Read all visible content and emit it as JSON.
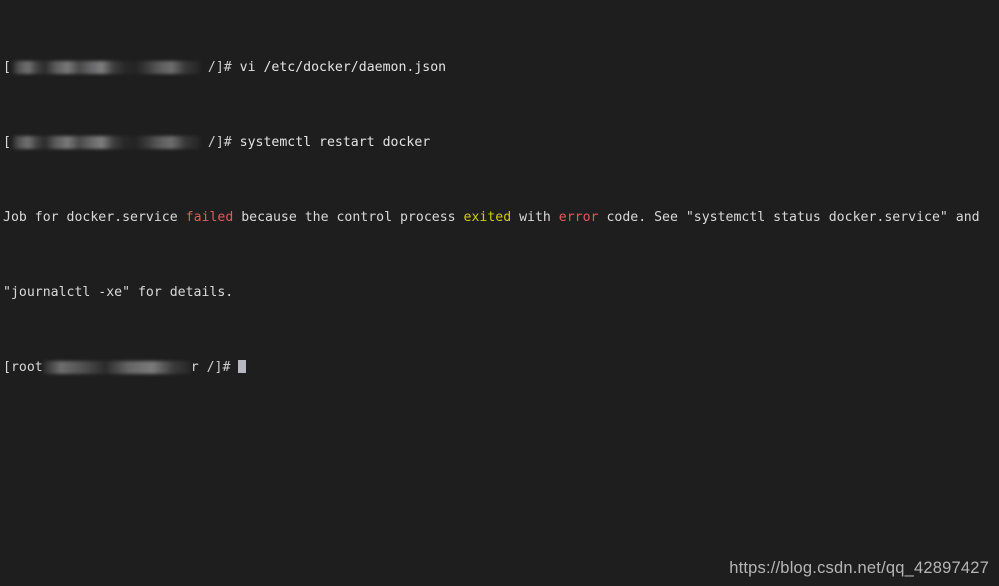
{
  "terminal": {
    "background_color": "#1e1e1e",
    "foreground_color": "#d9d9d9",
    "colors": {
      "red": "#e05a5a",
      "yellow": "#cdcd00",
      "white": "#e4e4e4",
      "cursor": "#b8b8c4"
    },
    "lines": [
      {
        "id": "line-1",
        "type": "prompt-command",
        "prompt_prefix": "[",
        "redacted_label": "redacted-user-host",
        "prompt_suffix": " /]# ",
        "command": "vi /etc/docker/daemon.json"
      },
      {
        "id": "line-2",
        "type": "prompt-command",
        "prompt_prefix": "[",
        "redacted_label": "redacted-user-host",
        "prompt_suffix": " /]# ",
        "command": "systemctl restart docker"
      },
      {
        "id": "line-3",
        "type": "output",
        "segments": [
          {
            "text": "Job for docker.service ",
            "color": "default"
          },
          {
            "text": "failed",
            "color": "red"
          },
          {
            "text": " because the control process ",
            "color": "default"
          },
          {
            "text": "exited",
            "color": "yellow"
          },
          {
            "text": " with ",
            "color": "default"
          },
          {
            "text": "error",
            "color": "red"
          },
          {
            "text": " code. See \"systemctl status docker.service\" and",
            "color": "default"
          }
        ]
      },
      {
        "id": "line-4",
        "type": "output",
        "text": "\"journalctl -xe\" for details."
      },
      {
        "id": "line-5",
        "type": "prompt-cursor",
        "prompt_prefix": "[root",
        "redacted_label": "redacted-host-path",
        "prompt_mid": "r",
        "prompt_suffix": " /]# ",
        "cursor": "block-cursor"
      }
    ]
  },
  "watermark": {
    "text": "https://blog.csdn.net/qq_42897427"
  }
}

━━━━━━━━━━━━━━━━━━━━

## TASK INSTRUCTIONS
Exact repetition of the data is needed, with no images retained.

## SOLUTION FOR THIS PROBLEM
Read all visible content and emit it as JSON.
{
  "terminal": {
    "background_color": "#1e1e1e",
    "foreground_color": "#d9d9d9",
    "colors": {
      "red": "#e05a5a",
      "yellow": "#cdcd00",
      "white": "#e4e4e4",
      "cursor": "#b8b8c4"
    },
    "lines": [
      {
        "id": "line-1",
        "type": "prompt-command",
        "prompt_prefix": "[",
        "redacted_label": "redacted-user-host",
        "prompt_suffix": " /]# ",
        "command": "vi /etc/docker/daemon.json"
      },
      {
        "id": "line-2",
        "type": "prompt-command",
        "prompt_prefix": "[",
        "redacted_label": "redacted-user-host",
        "prompt_suffix": " /]# ",
        "command": "systemctl restart docker"
      },
      {
        "id": "line-3",
        "type": "output",
        "segments": [
          {
            "text": "Job for docker.service ",
            "color": "default"
          },
          {
            "text": "failed",
            "color": "red"
          },
          {
            "text": " because the control process ",
            "color": "default"
          },
          {
            "text": "exited",
            "color": "yellow"
          },
          {
            "text": " with ",
            "color": "default"
          },
          {
            "text": "error",
            "color": "red"
          },
          {
            "text": " code. See \"systemctl status docker.service\" and",
            "color": "default"
          }
        ]
      },
      {
        "id": "line-4",
        "type": "output",
        "text": "\"journalctl -xe\" for details."
      },
      {
        "id": "line-5",
        "type": "prompt-cursor",
        "prompt_prefix": "[root",
        "redacted_label": "redacted-host-path",
        "prompt_mid": "r",
        "prompt_suffix": " /]# ",
        "cursor": "block-cursor"
      }
    ]
  },
  "watermark": {
    "text": "https://blog.csdn.net/qq_42897427"
  }
}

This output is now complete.